:: Exercise brief ::
Give back each line of the listing precisely as written.

:: Data supplied ::
- - - -

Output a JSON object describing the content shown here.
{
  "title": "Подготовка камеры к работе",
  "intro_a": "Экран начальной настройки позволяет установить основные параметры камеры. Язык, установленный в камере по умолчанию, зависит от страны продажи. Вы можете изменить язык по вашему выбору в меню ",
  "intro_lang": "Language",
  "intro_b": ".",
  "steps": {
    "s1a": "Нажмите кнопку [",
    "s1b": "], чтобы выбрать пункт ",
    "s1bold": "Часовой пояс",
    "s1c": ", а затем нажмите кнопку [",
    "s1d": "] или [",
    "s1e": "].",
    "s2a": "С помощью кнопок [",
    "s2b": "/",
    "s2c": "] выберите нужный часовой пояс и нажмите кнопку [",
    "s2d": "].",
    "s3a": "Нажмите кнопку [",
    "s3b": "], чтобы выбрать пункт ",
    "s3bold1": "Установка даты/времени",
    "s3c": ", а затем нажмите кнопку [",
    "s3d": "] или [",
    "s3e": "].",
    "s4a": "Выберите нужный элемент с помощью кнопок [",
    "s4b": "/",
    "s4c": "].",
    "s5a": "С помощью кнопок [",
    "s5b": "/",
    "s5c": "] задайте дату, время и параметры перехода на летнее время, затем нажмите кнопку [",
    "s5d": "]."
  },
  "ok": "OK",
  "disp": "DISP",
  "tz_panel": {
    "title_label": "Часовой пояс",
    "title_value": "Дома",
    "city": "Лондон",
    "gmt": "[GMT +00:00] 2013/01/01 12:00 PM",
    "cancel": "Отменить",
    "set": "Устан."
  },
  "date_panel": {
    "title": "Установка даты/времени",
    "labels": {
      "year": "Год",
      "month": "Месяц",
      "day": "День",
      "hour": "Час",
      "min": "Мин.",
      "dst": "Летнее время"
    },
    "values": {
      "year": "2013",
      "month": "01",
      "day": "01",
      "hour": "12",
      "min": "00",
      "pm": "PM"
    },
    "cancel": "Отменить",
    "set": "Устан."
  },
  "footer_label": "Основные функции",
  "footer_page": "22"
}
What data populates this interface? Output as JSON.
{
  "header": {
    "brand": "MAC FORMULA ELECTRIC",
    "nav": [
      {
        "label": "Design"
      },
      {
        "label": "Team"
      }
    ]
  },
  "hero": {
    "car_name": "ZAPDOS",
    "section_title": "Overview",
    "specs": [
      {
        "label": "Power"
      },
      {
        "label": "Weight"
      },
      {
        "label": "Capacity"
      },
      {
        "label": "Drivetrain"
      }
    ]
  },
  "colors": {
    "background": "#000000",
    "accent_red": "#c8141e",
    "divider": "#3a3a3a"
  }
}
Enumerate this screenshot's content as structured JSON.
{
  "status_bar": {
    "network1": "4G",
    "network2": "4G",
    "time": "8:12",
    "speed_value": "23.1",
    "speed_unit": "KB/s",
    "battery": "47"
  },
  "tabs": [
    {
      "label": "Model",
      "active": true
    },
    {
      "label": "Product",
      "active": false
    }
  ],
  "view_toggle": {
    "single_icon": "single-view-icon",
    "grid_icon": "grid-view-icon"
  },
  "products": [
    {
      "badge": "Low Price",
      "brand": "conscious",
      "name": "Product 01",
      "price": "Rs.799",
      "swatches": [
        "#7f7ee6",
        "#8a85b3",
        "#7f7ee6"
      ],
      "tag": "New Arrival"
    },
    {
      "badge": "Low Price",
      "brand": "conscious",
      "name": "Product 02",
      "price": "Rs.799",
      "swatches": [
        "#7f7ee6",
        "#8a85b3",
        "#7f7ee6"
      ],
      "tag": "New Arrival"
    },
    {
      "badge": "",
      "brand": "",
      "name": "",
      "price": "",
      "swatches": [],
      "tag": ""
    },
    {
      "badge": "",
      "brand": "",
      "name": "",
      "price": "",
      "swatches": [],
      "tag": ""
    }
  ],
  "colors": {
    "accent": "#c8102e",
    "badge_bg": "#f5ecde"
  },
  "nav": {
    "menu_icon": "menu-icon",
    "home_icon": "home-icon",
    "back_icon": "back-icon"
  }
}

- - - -

:: Solved exercise ::
Output a JSON object describing the content shown here.
{
  "title": "Подготовка камеры к работе",
  "intro_a": "Экран начальной настройки позволяет установить основные параметры камеры. Язык, установленный в камере по умолчанию, зависит от страны продажи. Вы можете изменить язык по вашему выбору в меню ",
  "intro_lang": "Language",
  "intro_b": ".",
  "steps": {
    "s1a": "Нажмите кнопку [",
    "s1b": "], чтобы выбрать пункт ",
    "s1bold": "Часовой пояс",
    "s1c": ", а затем нажмите кнопку [",
    "s1d": "] или [",
    "s1e": "].",
    "s2a": "С помощью кнопок [",
    "s2b": "/",
    "s2c": "] выберите нужный часовой пояс и нажмите кнопку [",
    "s2d": "].",
    "s3a": "Нажмите кнопку [",
    "s3b": "], чтобы выбрать пункт ",
    "s3bold1": "Установка даты/времени",
    "s3c": ", а затем нажмите кнопку [",
    "s3d": "] или [",
    "s3e": "].",
    "s4a": "Выберите нужный элемент с помощью кнопок [",
    "s4b": "/",
    "s4c": "].",
    "s5a": "С помощью кнопок [",
    "s5b": "/",
    "s5c": "] задайте дату, время и параметры перехода на летнее время, затем нажмите кнопку [",
    "s5d": "]."
  },
  "ok": "OK",
  "disp": "DISP",
  "tz_panel": {
    "title_label": "Часовой пояс",
    "title_value": "Дома",
    "city": "Лондон",
    "gmt": "[GMT +00:00] 2013/01/01 12:00 PM",
    "cancel": "Отменить",
    "set": "Устан."
  },
  "date_panel": {
    "title": "Установка даты/времени",
    "labels": {
      "year": "Год",
      "month": "Месяц",
      "day": "День",
      "hour": "Час",
      "min": "Мин.",
      "dst": "Летнее время"
    },
    "values": {
      "year": "2013",
      "month": "01",
      "day": "01",
      "hour": "12",
      "min": "00",
      "pm": "PM"
    },
    "cancel": "Отменить",
    "set": "Устан."
  },
  "footer_label": "Основные функции",
  "footer_page": "22"
}
What data populates this interface? Output as JSON.
{
  "header": {
    "brand": "MAC FORMULA ELECTRIC",
    "nav": [
      {
        "label": "Design"
      },
      {
        "label": "Team"
      }
    ]
  },
  "hero": {
    "car_name": "ZAPDOS",
    "section_title": "Overview",
    "specs": [
      {
        "label": "Power"
      },
      {
        "label": "Weight"
      },
      {
        "label": "Capacity"
      },
      {
        "label": "Drivetrain"
      }
    ]
  },
  "colors": {
    "background": "#000000",
    "accent_red": "#c8141e",
    "divider": "#3a3a3a"
  }
}
Enumerate this screenshot's content as structured JSON.
{
  "status_bar": {
    "network1": "4G",
    "network2": "4G",
    "time": "8:12",
    "speed_value": "23.1",
    "speed_unit": "KB/s",
    "battery": "47"
  },
  "tabs": [
    {
      "label": "Model",
      "active": true
    },
    {
      "label": "Product",
      "active": false
    }
  ],
  "view_toggle": {
    "single_icon": "single-view-icon",
    "grid_icon": "grid-view-icon"
  },
  "products": [
    {
      "badge": "Low Price",
      "brand": "conscious",
      "name": "Product 01",
      "price": "Rs.799",
      "swatches": [
        "#7f7ee6",
        "#8a85b3",
        "#7f7ee6"
      ],
      "tag": "New Arrival"
    },
    {
      "badge": "Low Price",
      "brand": "conscious",
      "name": "Product 02",
      "price": "Rs.799",
      "swatches": [
        "#7f7ee6",
        "#8a85b3",
        "#7f7ee6"
      ],
      "tag": "New Arrival"
    },
    {
      "badge": "",
      "brand": "",
      "name": "",
      "price": "",
      "swatches": [],
      "tag": ""
    },
    {
      "badge": "",
      "brand": "",
      "name": "",
      "price": "",
      "swatches": [],
      "tag": ""
    }
  ],
  "colors": {
    "accent": "#c8102e",
    "badge_bg": "#f5ecde"
  },
  "nav": {
    "menu_icon": "menu-icon",
    "home_icon": "home-icon",
    "back_icon": "back-icon"
  }
}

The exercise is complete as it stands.